### YOUR ASSIGNMENT
Hand back all of the records exactly as they read.
Top of EXERCISE INPUTS
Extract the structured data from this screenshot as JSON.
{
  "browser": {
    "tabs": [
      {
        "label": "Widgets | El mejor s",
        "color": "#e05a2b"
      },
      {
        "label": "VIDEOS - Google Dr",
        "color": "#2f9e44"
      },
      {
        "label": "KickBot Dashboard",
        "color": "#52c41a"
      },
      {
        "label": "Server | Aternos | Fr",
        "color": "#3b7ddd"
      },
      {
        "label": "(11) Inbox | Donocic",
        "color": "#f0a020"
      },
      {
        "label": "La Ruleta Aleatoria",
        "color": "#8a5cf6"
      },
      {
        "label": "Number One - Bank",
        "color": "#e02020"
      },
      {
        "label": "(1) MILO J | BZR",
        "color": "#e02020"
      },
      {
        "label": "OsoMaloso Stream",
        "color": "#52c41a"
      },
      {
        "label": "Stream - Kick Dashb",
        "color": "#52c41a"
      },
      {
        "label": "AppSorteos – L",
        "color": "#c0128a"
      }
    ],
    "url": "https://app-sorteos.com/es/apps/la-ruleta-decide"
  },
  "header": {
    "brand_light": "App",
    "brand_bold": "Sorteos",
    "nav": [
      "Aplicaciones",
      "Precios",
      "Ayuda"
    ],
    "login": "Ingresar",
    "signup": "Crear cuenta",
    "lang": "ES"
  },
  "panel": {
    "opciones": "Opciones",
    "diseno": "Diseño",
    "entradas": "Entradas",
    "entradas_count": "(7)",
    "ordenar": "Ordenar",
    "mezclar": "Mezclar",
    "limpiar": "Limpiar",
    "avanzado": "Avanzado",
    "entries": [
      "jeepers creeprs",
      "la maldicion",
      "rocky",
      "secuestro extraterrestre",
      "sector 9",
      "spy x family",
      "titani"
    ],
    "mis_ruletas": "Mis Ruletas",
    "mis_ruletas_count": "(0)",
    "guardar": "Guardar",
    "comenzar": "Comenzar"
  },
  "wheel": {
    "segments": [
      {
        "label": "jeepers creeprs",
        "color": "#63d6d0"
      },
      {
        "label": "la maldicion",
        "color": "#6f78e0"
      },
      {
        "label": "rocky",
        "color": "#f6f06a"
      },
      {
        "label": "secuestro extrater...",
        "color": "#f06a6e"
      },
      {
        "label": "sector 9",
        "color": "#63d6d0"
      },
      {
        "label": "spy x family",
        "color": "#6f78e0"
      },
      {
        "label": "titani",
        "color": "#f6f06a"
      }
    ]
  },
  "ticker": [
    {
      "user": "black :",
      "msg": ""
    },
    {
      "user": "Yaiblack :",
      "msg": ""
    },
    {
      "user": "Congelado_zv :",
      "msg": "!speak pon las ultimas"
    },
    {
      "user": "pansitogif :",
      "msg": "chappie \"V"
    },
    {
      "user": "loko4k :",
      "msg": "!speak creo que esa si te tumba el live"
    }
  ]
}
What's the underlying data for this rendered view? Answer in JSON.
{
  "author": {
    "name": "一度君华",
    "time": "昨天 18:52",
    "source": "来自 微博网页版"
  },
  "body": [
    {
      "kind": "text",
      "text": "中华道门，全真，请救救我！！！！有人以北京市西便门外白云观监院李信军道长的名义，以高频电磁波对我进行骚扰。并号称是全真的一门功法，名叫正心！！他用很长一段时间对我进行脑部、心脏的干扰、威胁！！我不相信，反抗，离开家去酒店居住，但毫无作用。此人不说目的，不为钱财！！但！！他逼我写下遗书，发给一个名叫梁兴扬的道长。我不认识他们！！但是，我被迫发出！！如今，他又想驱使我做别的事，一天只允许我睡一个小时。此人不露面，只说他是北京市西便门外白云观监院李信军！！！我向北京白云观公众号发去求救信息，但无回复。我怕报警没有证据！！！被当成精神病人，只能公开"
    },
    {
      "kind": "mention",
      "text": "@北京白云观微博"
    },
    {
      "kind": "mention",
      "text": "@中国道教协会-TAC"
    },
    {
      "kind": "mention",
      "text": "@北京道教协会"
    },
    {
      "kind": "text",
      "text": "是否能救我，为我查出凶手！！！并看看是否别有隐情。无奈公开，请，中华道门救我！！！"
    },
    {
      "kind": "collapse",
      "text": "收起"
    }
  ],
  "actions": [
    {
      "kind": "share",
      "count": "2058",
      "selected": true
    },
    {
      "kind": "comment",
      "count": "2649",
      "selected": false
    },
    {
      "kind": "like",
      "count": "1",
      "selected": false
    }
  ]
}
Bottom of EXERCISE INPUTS
### TASK RESPONSE
Extract the structured data from this screenshot as JSON.
{
  "browser": {
    "tabs": [
      {
        "label": "Widgets | El mejor s",
        "color": "#e05a2b"
      },
      {
        "label": "VIDEOS - Google Dr",
        "color": "#2f9e44"
      },
      {
        "label": "KickBot Dashboard",
        "color": "#52c41a"
      },
      {
        "label": "Server | Aternos | Fr",
        "color": "#3b7ddd"
      },
      {
        "label": "(11) Inbox | Donocic",
        "color": "#f0a020"
      },
      {
        "label": "La Ruleta Aleatoria",
        "color": "#8a5cf6"
      },
      {
        "label": "Number One - Bank",
        "color": "#e02020"
      },
      {
        "label": "(1) MILO J | BZR",
        "color": "#e02020"
      },
      {
        "label": "OsoMaloso Stream",
        "color": "#52c41a"
      },
      {
        "label": "Stream - Kick Dashb",
        "color": "#52c41a"
      },
      {
        "label": "AppSorteos – L",
        "color": "#c0128a"
      }
    ],
    "url": "https://app-sorteos.com/es/apps/la-ruleta-decide"
  },
  "header": {
    "brand_light": "App",
    "brand_bold": "Sorteos",
    "nav": [
      "Aplicaciones",
      "Precios",
      "Ayuda"
    ],
    "login": "Ingresar",
    "signup": "Crear cuenta",
    "lang": "ES"
  },
  "panel": {
    "opciones": "Opciones",
    "diseno": "Diseño",
    "entradas": "Entradas",
    "entradas_count": "(7)",
    "ordenar": "Ordenar",
    "mezclar": "Mezclar",
    "limpiar": "Limpiar",
    "avanzado": "Avanzado",
    "entries": [
      "jeepers creeprs",
      "la maldicion",
      "rocky",
      "secuestro extraterrestre",
      "sector 9",
      "spy x family",
      "titani"
    ],
    "mis_ruletas": "Mis Ruletas",
    "mis_ruletas_count": "(0)",
    "guardar": "Guardar",
    "comenzar": "Comenzar"
  },
  "wheel": {
    "segments": [
      {
        "label": "jeepers creeprs",
        "color": "#63d6d0"
      },
      {
        "label": "la maldicion",
        "color": "#6f78e0"
      },
      {
        "label": "rocky",
        "color": "#f6f06a"
      },
      {
        "label": "secuestro extrater...",
        "color": "#f06a6e"
      },
      {
        "label": "sector 9",
        "color": "#63d6d0"
      },
      {
        "label": "spy x family",
        "color": "#6f78e0"
      },
      {
        "label": "titani",
        "color": "#f6f06a"
      }
    ]
  },
  "ticker": [
    {
      "user": "black :",
      "msg": ""
    },
    {
      "user": "Yaiblack :",
      "msg": ""
    },
    {
      "user": "Congelado_zv :",
      "msg": "!speak pon las ultimas"
    },
    {
      "user": "pansitogif :",
      "msg": "chappie \"V"
    },
    {
      "user": "loko4k :",
      "msg": "!speak creo que esa si te tumba el live"
    }
  ]
}
What's the underlying data for this rendered view? Answer in JSON.
{
  "author": {
    "name": "一度君华",
    "time": "昨天 18:52",
    "source": "来自 微博网页版"
  },
  "body": [
    {
      "kind": "text",
      "text": "中华道门，全真，请救救我！！！！有人以北京市西便门外白云观监院李信军道长的名义，以高频电磁波对我进行骚扰。并号称是全真的一门功法，名叫正心！！他用很长一段时间对我进行脑部、心脏的干扰、威胁！！我不相信，反抗，离开家去酒店居住，但毫无作用。此人不说目的，不为钱财！！但！！他逼我写下遗书，发给一个名叫梁兴扬的道长。我不认识他们！！但是，我被迫发出！！如今，他又想驱使我做别的事，一天只允许我睡一个小时。此人不露面，只说他是北京市西便门外白云观监院李信军！！！我向北京白云观公众号发去求救信息，但无回复。我怕报警没有证据！！！被当成精神病人，只能公开"
    },
    {
      "kind": "mention",
      "text": "@北京白云观微博"
    },
    {
      "kind": "mention",
      "text": "@中国道教协会-TAC"
    },
    {
      "kind": "mention",
      "text": "@北京道教协会"
    },
    {
      "kind": "text",
      "text": "是否能救我，为我查出凶手！！！并看看是否别有隐情。无奈公开，请，中华道门救我！！！"
    },
    {
      "kind": "collapse",
      "text": "收起"
    }
  ],
  "actions": [
    {
      "kind": "share",
      "count": "2058",
      "selected": true
    },
    {
      "kind": "comment",
      "count": "2649",
      "selected": false
    },
    {
      "kind": "like",
      "count": "1",
      "selected": false
    }
  ]
}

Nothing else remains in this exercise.